It’s time for Fathers’ Day. Time to lift up fathers and fatherhood. And time to ask ourselves how we honor fathers in our daily lives, the work of our nonprofits, and through our business and public policies. News headlines spotlight the phenomenon “absent fathers,” seeking to assign blame for the many challenges we face as a country and as communities.
What’s often missing is a discussion of public policies and investments that can impact, support or disempower fathers, as well the personal decisions we make that can be hard to overcome. We shy away from sensitive issues of how court ordered child support and divorce decisions can keep fathers from fully engaging with their children, and with fulfilling their financial and emotional obligations. Many of us have perceptions of fathers that don’t match with reality. A father is a father even if he is not in the children’s home and is not the breadwinner. A father is a father regardless of whether he is gay or straight, employed, incarcerated, intelligent, handsome, rich, or poor.
Here’s our suggestion: Let’s focus restoring the dignity of what it means to be a man and a father. For example, there are deep stigmas associated with incarceration and too many men – especially African American and Hispanic men – are incarcerated. The consequences and stigma of incarceration often continue for a lifetime and impact men’s immediate and long term ability to father. You can’t vote, you can’t get a job, you don’t earn enough, your birth family may not welcome back, your children may not know you. You may feel you don’t have anything to “bring to the table.” Part of being a father is being a man. Supporting fatherhood includes, for example, supporting men’s ability to recover from incarceration, build new lives and engage their children.

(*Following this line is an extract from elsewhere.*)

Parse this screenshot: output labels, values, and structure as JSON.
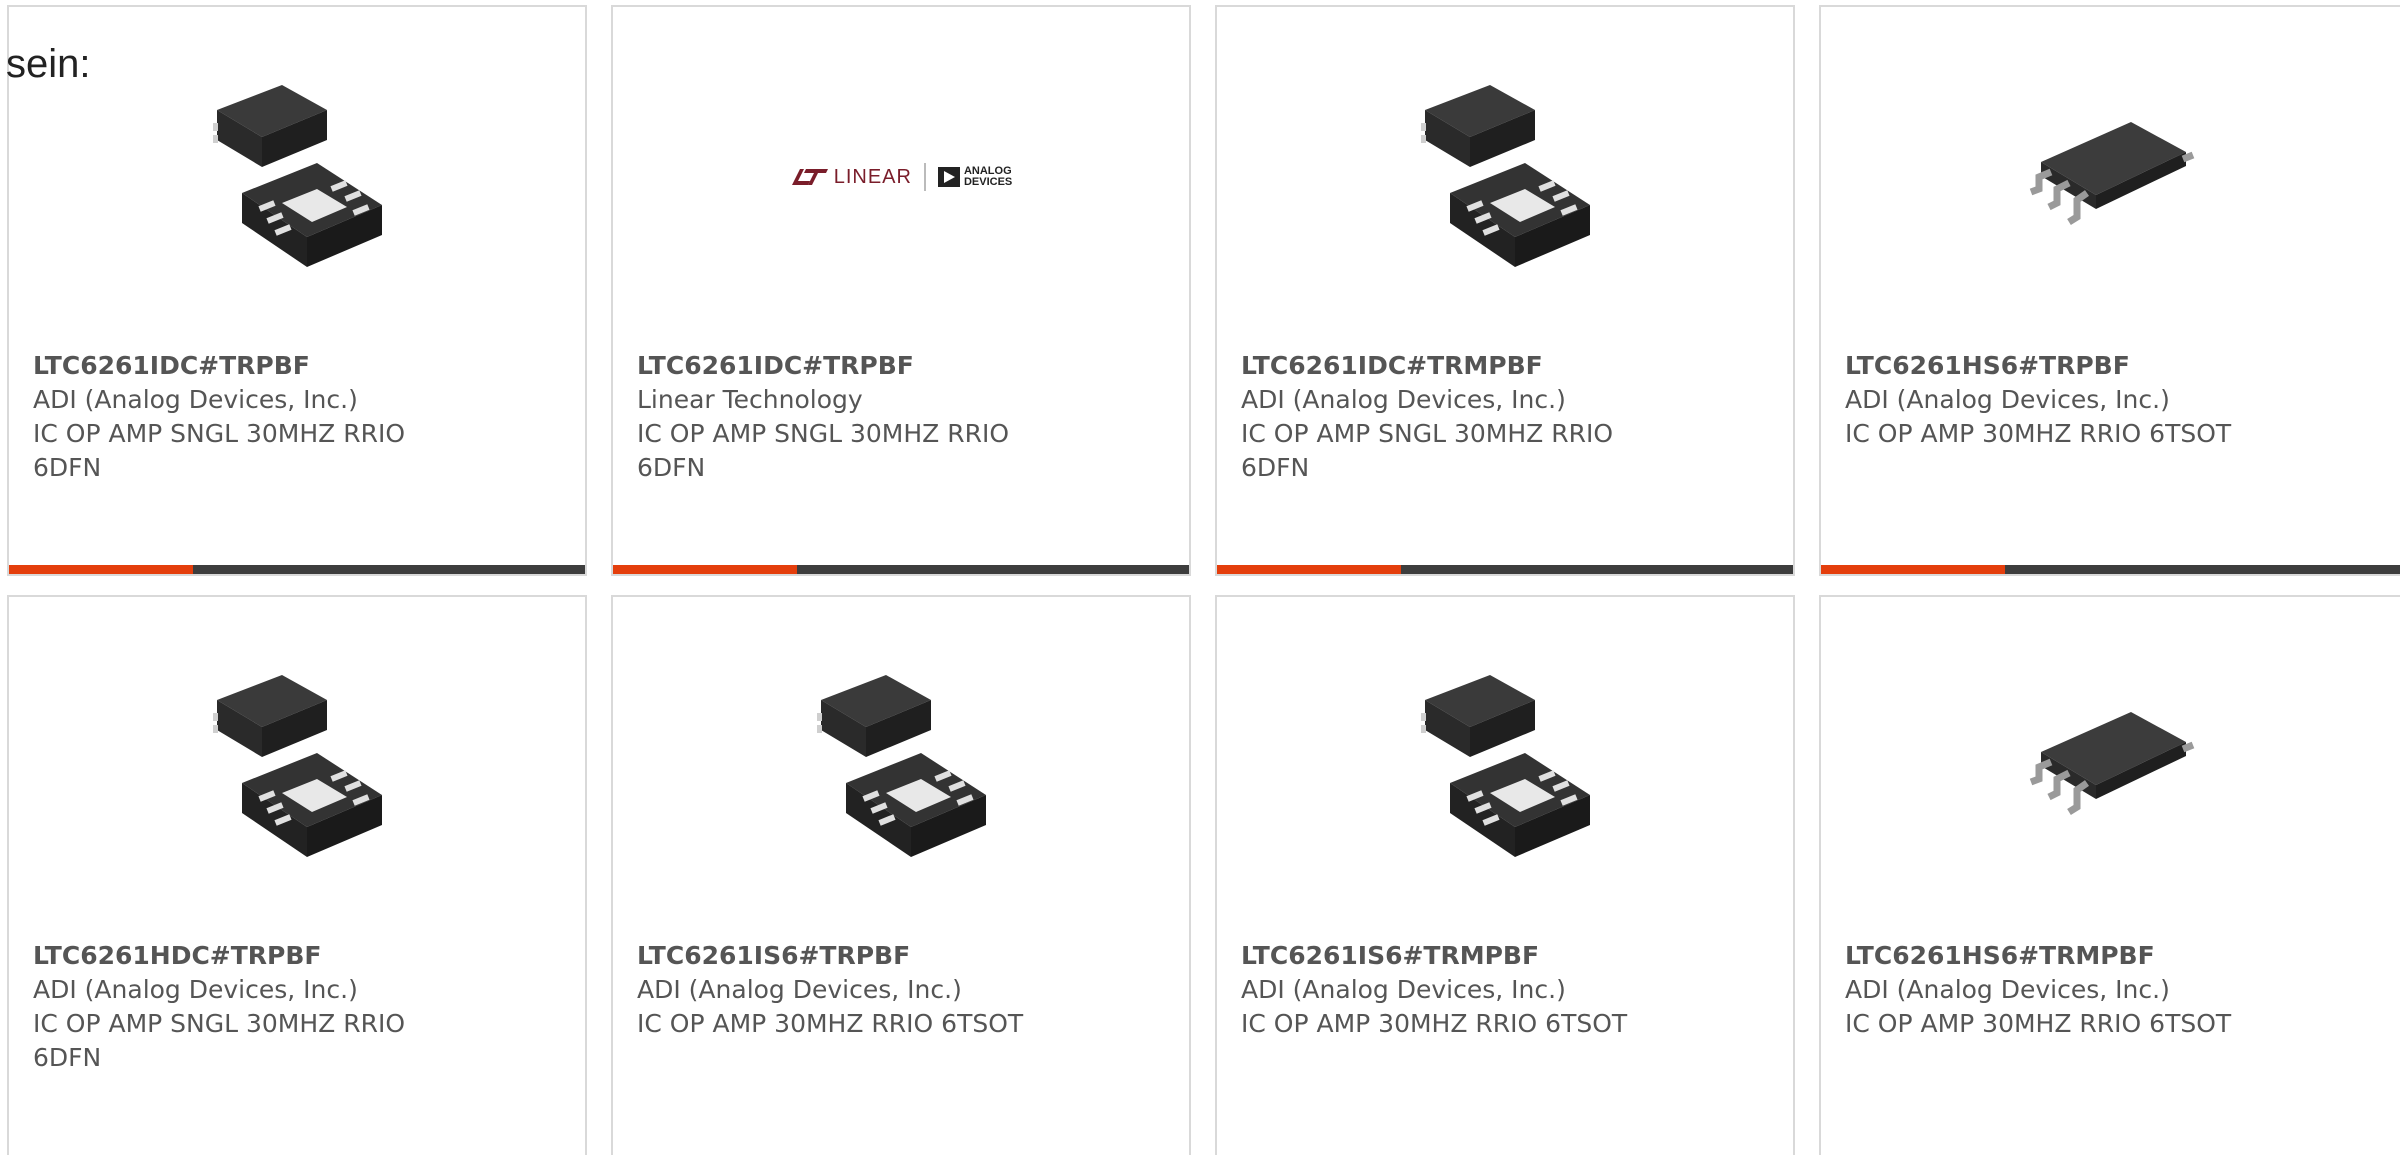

As nonprofit leaders and concerned community members, we can encourage schools, nonprofits and faith organizations to look at their programs and explore if and how they are serving fathers – especially young fathers – and encouraging connections between fathers and their children. We can encourage the organizations and institutions we are personally involved in to become part of the solution.
In that process we need to remember that fatherhood can be expressed in so many different ways. We can’t get stuck on the image of a traditional father: that can hold us back from helping real-life dads be part of their children’s lives. As donors we can look for organizations – especially grassroots ones – within our communities that are active in supporting men in their roles as fathers. We need to support faith based initiatives as well as those programs that support fathers who may not have or want a faith affiliation.
For Fathers’ Day honor your favorite father by making a gift in his honor to an organization that supports fatherhood.
Image courtesy of David Castillo Dominici at FreeDigitalPhotos.net
Mel and Pearl Shaw are the authors of “Prerequisites for Fundraising Success” and “The Fundraiser’s Guide to Soliciting Gifts.” They provide fundraising counsel to nonprofits. Visit them at www.saadandshaw.com. Follow them on Twitter: @saadshaw.